Whether you’re a single-site operation or a multi-state operator, I recommend investing early in a solid operating model that drives efficiency as you grow so you can scale when the time comes.

It’s much easier to have efficient processes in place and then grow versus growing too fast with a back office full of chaos and trying to bring order to that chaos after the fact.

Investing in brand awareness is a long-term asset, but you might not realize the benefit of it if you’re burning through cash and unable to keep operations afloat and inventory in stock.

What advice would you offer to a cannabis entrepreneur who is deciding between self-funding their business, taking out a loan, or finding outside investors?

I recommend being thoughtful about what kind of business the entrepreneur wants to build, how quickly they want to build it, and what partners they want to be accountable to as they grow.

More capital generally opens up possibilities to grow faster, but it also means making strategic decisions about the kind of business you want to run.

My advice to those entrepreneurs who aren’t sure yet is to solve for financial optionality: take advantage of the financial products that give your businesses more flexibility without giving away control.

If an entrepreneur is pursuing venture capital to help grow their business, how important is it to find the right investor, as opposed to any investor? How should you go about identifying good prospective investors?

I can talk for hours about the importance of finding the ‘right’ investor for your business because of how much of a force multiplier I have experienced here at

Our investors share our vision for – to simplify how businesses buy – which means they are supportive but challenge us when they have to. They’re pioneers in SAAS+, go-to-market vanguards, and fintech experts.

So finding the right combination for your own business is, in itself, a competitive advantage.

What is the best way to introduce yourself to prospective investors, and how much detail should you include in your initial outreach?

Whenever talking to investors, I recommend being authentic about who you are and clear and concise about your business and vision.

What are some things to avoid, and/or red flags to watch out for in conversations with prospective investors?

I always recommend focusing on alignment when speaking to investors and ensuring a mutual fit.

What makes for a good pitch deck? And what is the most important part of the deck?

A pitch deck is a great way to introduce yourself and your business to investors, so the same rules apply: be authentic, clear, and concise.

Thank you, Matt, for sharing your insight and spending efficiency expertise! Visit to learn more or click here to request access to the company’s cannabis financing tool kit.


Recent Interviews

View all interviews

New to Cannabis? Start Here.

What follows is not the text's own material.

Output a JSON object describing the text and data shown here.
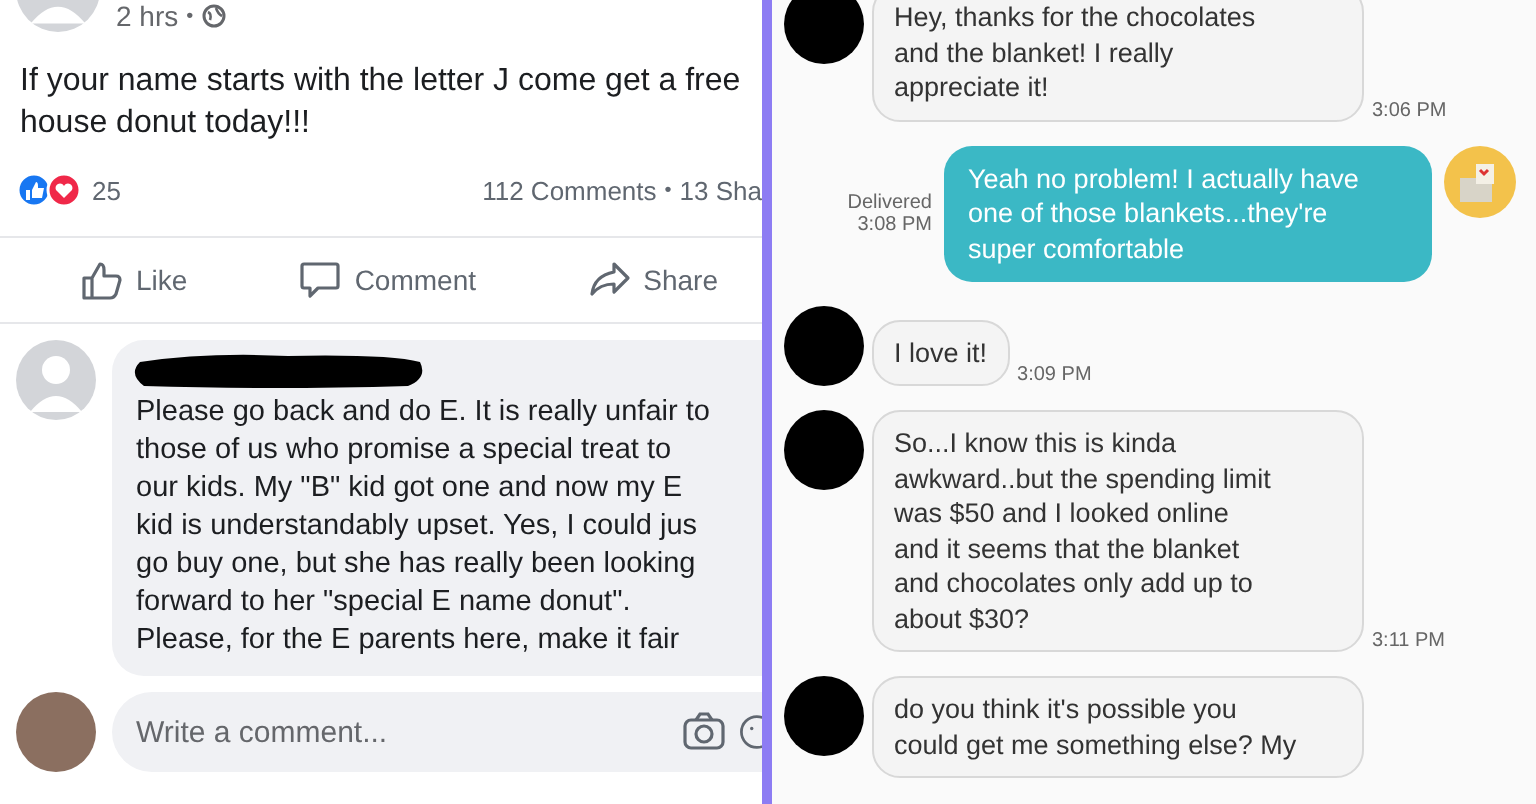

The Ganjapreneur beginner's guide to all things cannabis.

Website & branding by the Ganjapreneur in-house agency:

Blue Dream - Uplifted cannabis industry branding & marketing.

Uplifted cannabis industry branding & marketing.